Why Historic Preservation Needs to Be Part of Disaster Planning
Natural disasters have taken a heavy toll on historic landmarks around the U.S. When Hurricane Katrina swept through parts of New Orleans in 2005, floods damaged 19th- and 20th-century buildings, causing some to collapse. High winds smashed windows and stripped away the outer layers of houses, shops, and museums. More recently, Hurricane Sandy took down monuments in the 1849 Evergreens Cemetery in Brooklyn and damaged the electrical system of the Fraunces Tavern Museum—which dates back to the American Revolution—in Manhattan.
Between rising sea levels, predictions of increasingly extreme weather patterns, and the Big One always looming over the West, the U.S. is bracing itself for more natural disasters.
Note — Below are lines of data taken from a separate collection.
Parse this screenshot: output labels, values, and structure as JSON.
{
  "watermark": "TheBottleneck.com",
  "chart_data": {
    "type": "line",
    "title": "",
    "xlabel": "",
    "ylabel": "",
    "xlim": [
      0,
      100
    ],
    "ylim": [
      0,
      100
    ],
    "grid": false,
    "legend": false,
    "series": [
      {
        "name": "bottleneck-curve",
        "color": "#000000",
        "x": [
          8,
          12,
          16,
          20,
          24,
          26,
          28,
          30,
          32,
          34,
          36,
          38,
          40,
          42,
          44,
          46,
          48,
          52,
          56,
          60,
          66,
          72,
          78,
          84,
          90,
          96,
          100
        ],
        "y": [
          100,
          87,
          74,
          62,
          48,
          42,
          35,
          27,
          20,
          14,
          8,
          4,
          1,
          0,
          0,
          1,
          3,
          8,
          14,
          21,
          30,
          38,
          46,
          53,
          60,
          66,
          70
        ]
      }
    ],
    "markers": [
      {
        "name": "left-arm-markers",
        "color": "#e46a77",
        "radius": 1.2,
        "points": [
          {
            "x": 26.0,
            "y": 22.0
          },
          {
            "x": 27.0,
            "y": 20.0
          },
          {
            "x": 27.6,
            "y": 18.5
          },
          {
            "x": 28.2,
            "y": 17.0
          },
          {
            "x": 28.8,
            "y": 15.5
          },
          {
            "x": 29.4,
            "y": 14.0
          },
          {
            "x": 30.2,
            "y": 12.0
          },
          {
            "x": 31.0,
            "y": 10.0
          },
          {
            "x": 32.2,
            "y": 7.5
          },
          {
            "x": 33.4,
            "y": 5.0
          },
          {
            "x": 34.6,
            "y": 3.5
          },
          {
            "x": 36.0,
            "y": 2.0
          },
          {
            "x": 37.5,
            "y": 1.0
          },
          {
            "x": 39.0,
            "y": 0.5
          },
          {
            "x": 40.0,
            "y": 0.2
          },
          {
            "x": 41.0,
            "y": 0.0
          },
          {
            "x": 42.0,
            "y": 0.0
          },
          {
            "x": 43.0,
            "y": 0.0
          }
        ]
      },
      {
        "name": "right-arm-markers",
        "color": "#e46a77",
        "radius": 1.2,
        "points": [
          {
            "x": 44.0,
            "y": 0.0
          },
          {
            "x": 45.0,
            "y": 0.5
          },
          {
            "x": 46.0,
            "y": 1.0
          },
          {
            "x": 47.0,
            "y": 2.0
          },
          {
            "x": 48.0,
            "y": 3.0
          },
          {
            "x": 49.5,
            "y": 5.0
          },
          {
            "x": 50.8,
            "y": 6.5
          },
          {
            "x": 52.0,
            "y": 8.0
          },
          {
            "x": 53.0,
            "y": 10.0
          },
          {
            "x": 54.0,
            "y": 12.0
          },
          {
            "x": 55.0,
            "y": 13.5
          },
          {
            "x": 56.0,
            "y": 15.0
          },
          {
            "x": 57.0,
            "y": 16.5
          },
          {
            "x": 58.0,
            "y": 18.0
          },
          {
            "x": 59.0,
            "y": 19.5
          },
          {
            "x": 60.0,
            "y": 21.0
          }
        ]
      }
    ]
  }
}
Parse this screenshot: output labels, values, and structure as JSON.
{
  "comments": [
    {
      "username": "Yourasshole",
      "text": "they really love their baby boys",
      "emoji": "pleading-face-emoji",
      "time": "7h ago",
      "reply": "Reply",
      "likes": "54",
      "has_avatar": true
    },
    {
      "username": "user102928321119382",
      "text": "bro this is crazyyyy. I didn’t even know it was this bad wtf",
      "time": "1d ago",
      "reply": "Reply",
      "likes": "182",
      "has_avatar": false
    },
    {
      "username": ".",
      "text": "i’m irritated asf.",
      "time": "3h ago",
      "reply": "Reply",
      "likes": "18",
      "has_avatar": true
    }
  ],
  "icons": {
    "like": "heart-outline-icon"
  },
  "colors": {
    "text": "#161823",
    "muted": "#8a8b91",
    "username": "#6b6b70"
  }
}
But a recent report out of the University of Colorado Denver and University of Kentucky finds that the U.S. may not be as prepared as it could be to protect historic sites from floods, wildfires, and tornadoes. In fact, almost two thirds of all states lack historic-preservation goals and strategies in their disaster plans.